    • PUVA
      • Oxsoralen-ultra, 10-20 mg. 1.5 hours before UVA is the best medication.
      • Trisolaren is poorly absorbed from the intestine.
      • Must use UVA (not UVB).
        • Sunlight - treat all exposed skin with UVB sunscreen, SPF 8-10.
        • Medical UVA box.
        • Light exposure and dose of psoralens should produce mild erythema. This is the optimal dose. It can vary from 10 mg Oxsoralen 5 joules UVA to 30 mg + 10 joules. Each patient must be carefully titrated and individualized. Excessive erythema is harmful to melanocytes in the epidermis.
        • Start with 10 mg Oxsoralen and 3 joules. Increase the UVA 2 joules per treatment until erythema is reached or 15 joules (an arbitrary endpoint because of time constraints). Then give the patient 20 mg Oxsoralen and 2 joules UVA. Increase 1 joule per treatment until a pinkness is noted in the white skin.

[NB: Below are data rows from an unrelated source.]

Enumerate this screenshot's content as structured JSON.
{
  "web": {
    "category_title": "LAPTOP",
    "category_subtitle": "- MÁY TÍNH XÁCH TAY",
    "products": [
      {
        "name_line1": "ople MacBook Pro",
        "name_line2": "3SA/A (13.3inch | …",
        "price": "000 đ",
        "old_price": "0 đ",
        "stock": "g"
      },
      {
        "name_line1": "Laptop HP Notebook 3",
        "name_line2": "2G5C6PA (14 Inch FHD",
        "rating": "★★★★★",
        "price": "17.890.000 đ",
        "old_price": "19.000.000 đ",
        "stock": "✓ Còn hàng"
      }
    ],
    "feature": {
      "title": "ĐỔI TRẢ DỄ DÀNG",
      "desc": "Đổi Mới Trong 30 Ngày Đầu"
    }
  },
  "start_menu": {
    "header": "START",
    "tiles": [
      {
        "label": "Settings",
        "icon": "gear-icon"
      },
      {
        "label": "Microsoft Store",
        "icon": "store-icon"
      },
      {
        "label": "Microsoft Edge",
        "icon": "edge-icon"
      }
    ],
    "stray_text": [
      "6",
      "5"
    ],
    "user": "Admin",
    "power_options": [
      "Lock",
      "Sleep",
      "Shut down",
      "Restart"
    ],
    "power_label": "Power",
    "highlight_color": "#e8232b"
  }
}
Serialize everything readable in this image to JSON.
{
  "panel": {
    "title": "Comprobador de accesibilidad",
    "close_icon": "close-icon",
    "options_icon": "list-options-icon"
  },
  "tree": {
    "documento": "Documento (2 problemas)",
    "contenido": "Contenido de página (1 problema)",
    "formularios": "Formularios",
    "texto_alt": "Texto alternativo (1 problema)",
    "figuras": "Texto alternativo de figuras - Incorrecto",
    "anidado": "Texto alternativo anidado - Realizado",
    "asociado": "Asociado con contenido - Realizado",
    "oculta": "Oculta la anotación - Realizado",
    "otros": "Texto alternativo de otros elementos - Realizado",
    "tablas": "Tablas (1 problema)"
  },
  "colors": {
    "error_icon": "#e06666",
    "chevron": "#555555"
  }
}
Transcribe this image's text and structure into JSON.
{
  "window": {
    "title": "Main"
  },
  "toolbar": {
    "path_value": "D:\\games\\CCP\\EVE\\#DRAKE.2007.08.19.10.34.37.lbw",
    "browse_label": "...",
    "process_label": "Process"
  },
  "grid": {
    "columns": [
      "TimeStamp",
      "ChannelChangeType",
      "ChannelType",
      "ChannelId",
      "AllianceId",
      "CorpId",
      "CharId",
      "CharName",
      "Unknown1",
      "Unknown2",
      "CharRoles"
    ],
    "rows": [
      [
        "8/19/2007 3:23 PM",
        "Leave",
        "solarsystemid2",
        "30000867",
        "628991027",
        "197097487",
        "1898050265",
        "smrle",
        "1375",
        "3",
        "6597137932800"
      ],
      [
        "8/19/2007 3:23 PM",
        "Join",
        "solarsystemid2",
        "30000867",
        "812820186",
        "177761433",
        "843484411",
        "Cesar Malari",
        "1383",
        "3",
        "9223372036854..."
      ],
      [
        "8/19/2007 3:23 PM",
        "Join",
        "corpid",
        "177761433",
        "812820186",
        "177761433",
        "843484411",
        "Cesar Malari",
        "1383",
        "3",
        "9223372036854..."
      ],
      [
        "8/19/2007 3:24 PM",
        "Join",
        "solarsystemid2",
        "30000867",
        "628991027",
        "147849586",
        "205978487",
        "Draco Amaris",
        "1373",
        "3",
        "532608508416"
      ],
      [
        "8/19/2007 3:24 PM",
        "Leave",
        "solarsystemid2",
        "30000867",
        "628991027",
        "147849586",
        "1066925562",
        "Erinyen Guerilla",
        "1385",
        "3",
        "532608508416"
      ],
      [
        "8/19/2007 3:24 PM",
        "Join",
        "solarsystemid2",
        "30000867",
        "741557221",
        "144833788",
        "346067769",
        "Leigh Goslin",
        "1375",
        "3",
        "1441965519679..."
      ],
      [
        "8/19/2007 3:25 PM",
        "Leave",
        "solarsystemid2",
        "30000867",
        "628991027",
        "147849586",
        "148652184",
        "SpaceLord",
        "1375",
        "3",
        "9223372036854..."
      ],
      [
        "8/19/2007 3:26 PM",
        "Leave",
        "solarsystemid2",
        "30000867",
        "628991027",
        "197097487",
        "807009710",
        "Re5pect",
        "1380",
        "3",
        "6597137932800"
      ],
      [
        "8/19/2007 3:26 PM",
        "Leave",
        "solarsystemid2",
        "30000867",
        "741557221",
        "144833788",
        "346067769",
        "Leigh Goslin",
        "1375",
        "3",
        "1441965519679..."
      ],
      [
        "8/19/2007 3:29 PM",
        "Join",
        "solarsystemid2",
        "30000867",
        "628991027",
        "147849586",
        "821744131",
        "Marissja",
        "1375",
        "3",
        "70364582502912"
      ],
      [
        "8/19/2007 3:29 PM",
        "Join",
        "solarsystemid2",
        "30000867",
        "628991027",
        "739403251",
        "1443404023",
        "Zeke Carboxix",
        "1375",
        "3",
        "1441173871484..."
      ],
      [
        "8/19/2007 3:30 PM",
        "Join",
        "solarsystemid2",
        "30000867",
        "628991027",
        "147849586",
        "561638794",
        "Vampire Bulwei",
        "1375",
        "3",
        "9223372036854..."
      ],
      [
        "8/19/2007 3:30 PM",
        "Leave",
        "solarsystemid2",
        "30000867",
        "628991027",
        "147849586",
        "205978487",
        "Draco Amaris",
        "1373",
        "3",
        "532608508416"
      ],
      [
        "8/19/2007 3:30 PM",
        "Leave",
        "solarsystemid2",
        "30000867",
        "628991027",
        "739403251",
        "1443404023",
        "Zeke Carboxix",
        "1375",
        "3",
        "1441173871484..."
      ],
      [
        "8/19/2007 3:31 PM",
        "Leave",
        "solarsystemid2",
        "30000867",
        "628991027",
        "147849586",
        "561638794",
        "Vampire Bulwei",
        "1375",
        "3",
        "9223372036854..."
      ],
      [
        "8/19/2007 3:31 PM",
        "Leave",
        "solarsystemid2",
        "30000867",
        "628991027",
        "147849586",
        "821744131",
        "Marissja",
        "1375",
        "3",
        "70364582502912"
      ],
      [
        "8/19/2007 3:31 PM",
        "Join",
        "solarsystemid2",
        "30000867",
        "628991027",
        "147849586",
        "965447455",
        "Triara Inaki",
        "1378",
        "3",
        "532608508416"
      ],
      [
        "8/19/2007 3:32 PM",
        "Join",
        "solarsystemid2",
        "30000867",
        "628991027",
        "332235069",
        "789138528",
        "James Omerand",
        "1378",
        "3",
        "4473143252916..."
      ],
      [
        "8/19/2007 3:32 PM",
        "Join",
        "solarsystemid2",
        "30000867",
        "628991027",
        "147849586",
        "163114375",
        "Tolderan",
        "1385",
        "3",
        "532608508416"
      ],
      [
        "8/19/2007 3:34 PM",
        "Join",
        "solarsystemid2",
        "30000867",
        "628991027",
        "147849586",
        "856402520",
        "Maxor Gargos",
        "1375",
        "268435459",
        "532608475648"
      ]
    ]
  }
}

        • Treatments should be given 2-3 times per week, never on consecutive days.
        • Patient wears Noir glasses on day of treatment until the next day.
        • Sunlight begin at 10 minutes front and back. Increase 5-10 minutes per treatment until pink. h. Always use SPF 8-10 sunscreen.
        • Treatment requires 6-18 months.
        • Success rates approximately 60-70% if done properly.
        • Topical psoralen is EXTREMELY photosensitizing. Follow directions in the PDR with ABSOLUTE and TOTAL care. Expect all patients to blister occasionally and forewarn them.
    • Can use mild steroids topically once daily. Follow with Woods Lamp for repigmentation.
    • Continue for four months and watch for steroid atrophy. If repigmentation occurs, continue treatment until complete or no further response is noted.
    • Success rate about 50%.
    • Supportive care is very important because all patients are very upset

      • Acne, psoriasis or alopecia do not kill; nor does Vitiligo. Patients are equally distressed at having Vitiligo as any other cutaneous disease.
      • Be empathetic. The patient needs your help. They are delighted they do not have cancer, but they are extremely upset about having Vitiligo.
    • Cosmetics work for women. Children and males will not use them because of the social problems.
    • Tattooing of lips and certain areas can be helpful for properly selected patients.
    • Patients with very extensive Vitiligo may be treated with depigmentation.
    • The patient needs time to consider this type of therapy. Always involve a spouse or the most important people in the patient’s life.
    • Benoquin is the only treatment.
    • NEVER use Benoquin for any disease except patients with extensive Vitiligo. Apply twice daily. Occasionally Benoquin produces irritation.
    • Depigmentation takes time - 6-12 months.
    • Often it is best to do the face, neck, arms, hands and lower parts of the legs.
    • Success rate - 75%.